[Dataset rows describing interfaces]
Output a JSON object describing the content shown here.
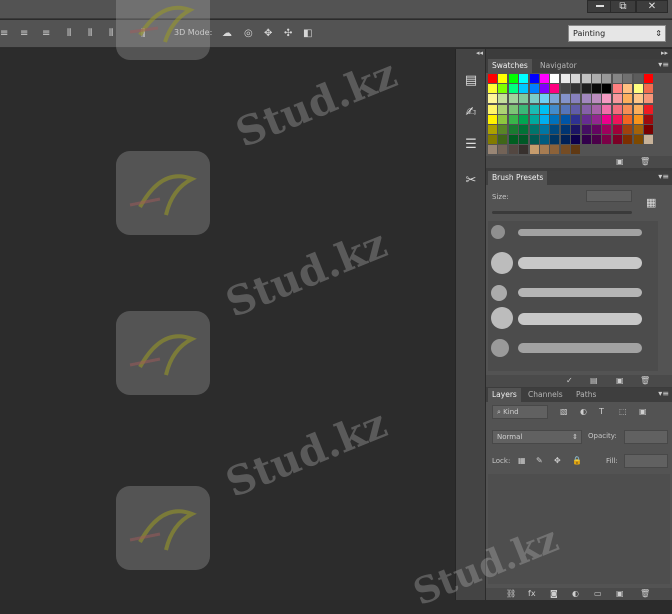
{
  "options_bar": {
    "mode_3d": "3D Mode:",
    "workspace": "Painting"
  },
  "window_buttons": {
    "restore": "⧉",
    "close": "✕"
  },
  "swatches": {
    "tabs": [
      "Swatches",
      "Navigator"
    ],
    "colors": [
      [
        "#ff0000",
        "#ffff00",
        "#00ff00",
        "#00ffff",
        "#0000ff",
        "#ff00ff",
        "#ffffff",
        "#ebebeb",
        "#d6d6d6",
        "#c2c2c2",
        "#adadad",
        "#999999",
        "#858585",
        "#707070",
        "#5c5c5c",
        "#ff0000"
      ],
      [
        "#ffff33",
        "#7fff00",
        "#00ff80",
        "#00c8ff",
        "#0080ff",
        "#8000ff",
        "#ff0080",
        "#474747",
        "#333333",
        "#1f1f1f",
        "#0a0a0a",
        "#000000",
        "#ff8080",
        "#ffbf80",
        "#ffff80",
        "#f26c4f"
      ],
      [
        "#fff799",
        "#c4df9b",
        "#a3d39c",
        "#82ca9d",
        "#7bcdc8",
        "#6ecff6",
        "#7ea7d8",
        "#8493ca",
        "#8781bd",
        "#a187be",
        "#bc8dbf",
        "#f49ac2",
        "#f6989d",
        "#fbaf5d",
        "#fdc689",
        "#f7977a"
      ],
      [
        "#fff568",
        "#acd373",
        "#7cc576",
        "#3bb878",
        "#1abbb4",
        "#00bff3",
        "#438ccb",
        "#5574b9",
        "#605ca8",
        "#8560a8",
        "#a763a9",
        "#f06ea9",
        "#f26d7d",
        "#f68e56",
        "#fbaf5d",
        "#ed1c24"
      ],
      [
        "#fff200",
        "#8dc63f",
        "#39b54a",
        "#00a651",
        "#00a99d",
        "#00aeef",
        "#0072bc",
        "#0054a6",
        "#2e3192",
        "#662d91",
        "#92278f",
        "#ec008c",
        "#ed145b",
        "#f26522",
        "#f7941d",
        "#9e0b0f"
      ],
      [
        "#aba000",
        "#598527",
        "#197b30",
        "#007236",
        "#00746b",
        "#0076a3",
        "#004a80",
        "#003471",
        "#1b1464",
        "#440e62",
        "#630460",
        "#9e005d",
        "#9e0039",
        "#a0410d",
        "#a36209",
        "#790000"
      ],
      [
        "#827b00",
        "#406618",
        "#005e20",
        "#005826",
        "#005952",
        "#005b7f",
        "#003663",
        "#002157",
        "#0d004c",
        "#32004b",
        "#4b0049",
        "#7b0046",
        "#7a0026",
        "#7b2e00",
        "#7d4900",
        "#c7b299"
      ],
      [
        "#998675",
        "#736357",
        "#534741",
        "#37302d",
        "#c69c6d",
        "#a67c52",
        "#8c6239",
        "#754c24",
        "#603913"
      ]
    ]
  },
  "brush_presets": {
    "tab": "Brush Presets",
    "size_label": "Size:"
  },
  "layers": {
    "tabs": [
      "Layers",
      "Channels",
      "Paths"
    ],
    "filter": "Kind",
    "blend_mode": "Normal",
    "opacity_label": "Opacity:",
    "lock_label": "Lock:",
    "fill_label": "Fill:"
  },
  "watermark": "Stud.kz"
}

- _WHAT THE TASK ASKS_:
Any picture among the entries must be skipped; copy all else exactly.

- _RESULT OF THIS EXERCISE_:
Output a JSON object describing the content shown here.
{
  "options_bar": {
    "mode_3d": "3D Mode:",
    "workspace": "Painting"
  },
  "window_buttons": {
    "restore": "⧉",
    "close": "✕"
  },
  "swatches": {
    "tabs": [
      "Swatches",
      "Navigator"
    ],
    "colors": [
      [
        "#ff0000",
        "#ffff00",
        "#00ff00",
        "#00ffff",
        "#0000ff",
        "#ff00ff",
        "#ffffff",
        "#ebebeb",
        "#d6d6d6",
        "#c2c2c2",
        "#adadad",
        "#999999",
        "#858585",
        "#707070",
        "#5c5c5c",
        "#ff0000"
      ],
      [
        "#ffff33",
        "#7fff00",
        "#00ff80",
        "#00c8ff",
        "#0080ff",
        "#8000ff",
        "#ff0080",
        "#474747",
        "#333333",
        "#1f1f1f",
        "#0a0a0a",
        "#000000",
        "#ff8080",
        "#ffbf80",
        "#ffff80",
        "#f26c4f"
      ],
      [
        "#fff799",
        "#c4df9b",
        "#a3d39c",
        "#82ca9d",
        "#7bcdc8",
        "#6ecff6",
        "#7ea7d8",
        "#8493ca",
        "#8781bd",
        "#a187be",
        "#bc8dbf",
        "#f49ac2",
        "#f6989d",
        "#fbaf5d",
        "#fdc689",
        "#f7977a"
      ],
      [
        "#fff568",
        "#acd373",
        "#7cc576",
        "#3bb878",
        "#1abbb4",
        "#00bff3",
        "#438ccb",
        "#5574b9",
        "#605ca8",
        "#8560a8",
        "#a763a9",
        "#f06ea9",
        "#f26d7d",
        "#f68e56",
        "#fbaf5d",
        "#ed1c24"
      ],
      [
        "#fff200",
        "#8dc63f",
        "#39b54a",
        "#00a651",
        "#00a99d",
        "#00aeef",
        "#0072bc",
        "#0054a6",
        "#2e3192",
        "#662d91",
        "#92278f",
        "#ec008c",
        "#ed145b",
        "#f26522",
        "#f7941d",
        "#9e0b0f"
      ],
      [
        "#aba000",
        "#598527",
        "#197b30",
        "#007236",
        "#00746b",
        "#0076a3",
        "#004a80",
        "#003471",
        "#1b1464",
        "#440e62",
        "#630460",
        "#9e005d",
        "#9e0039",
        "#a0410d",
        "#a36209",
        "#790000"
      ],
      [
        "#827b00",
        "#406618",
        "#005e20",
        "#005826",
        "#005952",
        "#005b7f",
        "#003663",
        "#002157",
        "#0d004c",
        "#32004b",
        "#4b0049",
        "#7b0046",
        "#7a0026",
        "#7b2e00",
        "#7d4900",
        "#c7b299"
      ],
      [
        "#998675",
        "#736357",
        "#534741",
        "#37302d",
        "#c69c6d",
        "#a67c52",
        "#8c6239",
        "#754c24",
        "#603913"
      ]
    ]
  },
  "brush_presets": {
    "tab": "Brush Presets",
    "size_label": "Size:"
  },
  "layers": {
    "tabs": [
      "Layers",
      "Channels",
      "Paths"
    ],
    "filter": "Kind",
    "blend_mode": "Normal",
    "opacity_label": "Opacity:",
    "lock_label": "Lock:",
    "fill_label": "Fill:"
  },
  "watermark": "Stud.kz"
}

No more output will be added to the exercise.